So, while you might pay more for the Kamado Joe Jr. you are getting at least double the versatility. With responsible care, it can potentially last twice as long as a Weber Kettle.
Kamado Joe Jr vs Weber Kettle Dimensions
The Kamado Joe Jr. has a 13.5” diameter grill grate for 148 square inches of grilling space, compared to the 22-inch diameter, 380 square inch grill grates on the classic Weber Kettle.
This means that in a direct flame application, you can grill more than twice as much food at one time on the Weber Kettle.
Though to use the Weber Kettle for indirect heating, where you need to develop the coal bed on one side of the firebox, the available square inches are roughly the same.
The Kamado Joe Jr. also does a better job of evenly smoking food with the heat deflector installed.
Whereas the Weber Kettle requires you to rotate the food multiple times when improvised as a smoker to ensure even doneness.
Kamado Joe Jr vs Weber Kettle Fuel

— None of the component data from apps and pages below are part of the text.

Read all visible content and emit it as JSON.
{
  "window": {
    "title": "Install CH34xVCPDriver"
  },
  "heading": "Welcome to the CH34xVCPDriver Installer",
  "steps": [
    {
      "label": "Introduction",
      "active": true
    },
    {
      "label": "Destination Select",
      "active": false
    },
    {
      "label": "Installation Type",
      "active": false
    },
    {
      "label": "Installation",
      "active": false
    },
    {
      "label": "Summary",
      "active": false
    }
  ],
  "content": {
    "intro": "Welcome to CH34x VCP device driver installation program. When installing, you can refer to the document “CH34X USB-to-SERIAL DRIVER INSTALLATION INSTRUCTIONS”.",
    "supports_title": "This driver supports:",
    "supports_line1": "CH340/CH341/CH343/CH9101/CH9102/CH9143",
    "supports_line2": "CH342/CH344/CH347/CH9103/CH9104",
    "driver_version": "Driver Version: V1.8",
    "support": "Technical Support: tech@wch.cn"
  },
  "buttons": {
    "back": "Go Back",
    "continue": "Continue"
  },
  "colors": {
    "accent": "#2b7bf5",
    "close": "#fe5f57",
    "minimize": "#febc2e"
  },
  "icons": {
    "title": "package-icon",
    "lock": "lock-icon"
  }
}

The Kamado Joe Jr. works best when the flame is fueled by jumbo lump charcoal, whereas the Weber Kettle burns the same with either briquettes or lump charcoal.
You can also use lighter fluid or other accelerants to start the charcoal in a Weber Kettle.
Though if you use lighter fluid with a Kamado Joe you will notice a butane aroma in the porous ceramic grill body, which can linger for several cooks.
Kamado Joe Jr vs Weber Kettle Heat Retention
The Kamado Joe Jr’s ceramic construction and engineering give it far better heat retention as well as superior thermal efficiency compared to the Weber Kettle.
The exterior of the Kamado Joe doesn’t get overly hot, whereas the Weber Kettle can get so hot as to burn a curious child’s hand.
Kamado Joe Jr vs Weber Kettle Longevity
When properly, and diligently cared for, the Kamado Joe Jr. will live up to 20 years or more, while the Weber Kettle has a realistic lifespan of 10 to perhaps 12 years at most. The interior components can be a different factor, depending on how you use each of these grills.
The ceramic O-ring and multi-panel ceramic firebox of a Kamado Joe will typically suffer a few cracks in the course of 3 to 5 years.
Though these components are covered by the warranty for the first five years.
The Weber Kettle has outdated chrome-plated steel grill grates, which are easy to scuff and quickly become prone to Rust and corrosion.
You might need to replace them every 18 to 24 months to keep your grill grates safely clean.
The tripod cart base is also likely to have problems before the kettle’s firebox does.
If you use the Weber Kettle as a portable grill, you should expect to have to replace the cart base at least every three to five years.
There are some distinct similarities and differences between the Kamado Joe Jr. and the Weber Kettle. The ceramic construction of the Kamado Joe and the Weber Kettle’s enamel-coated steel have high material build quality.
Though with proper care the Kamado Joe Jr. will have a longer lifespan. Though the Kamado Joe has double the price tag and doubles the potential lifespan.
The Kamado Joe Jr. is more versatile in that it can be used as a direct flame grill, as well as an indirect heating smoker. It also has more accessories available.
Weber has long been stubborn about developing accessories for their classic kettle grill.
To the point that there are accessory manufacturers who outshine them. Though you can still improvise a Weber Kettle for making pizza, using a universal rotisserie with a collar, or even improvising as a smoker.
When it comes to portability, the Weber Kettle is easier to take to the beach or haul to a tailgating party.
It’s also less fragile than the ceramic Kamado Joe Jr. The Weber can also cook more food over a direct flame at one time.
When it comes to choosing a winner, it really comes down to the model that best fits your grilling style.
If you are looking for an entry-level, affordable grill that will primarily be used for grilling burgers, steaks, and brats over direct flame, the Weber Kettle might be the best charcoal grill to meet your needs.
If you are looking for a versatile two-in-one grill and smoker that is a long-term investment in making a wide range of foods, then the Kamado Joe Jr. is going to be the best charcoal grill to meet your needs.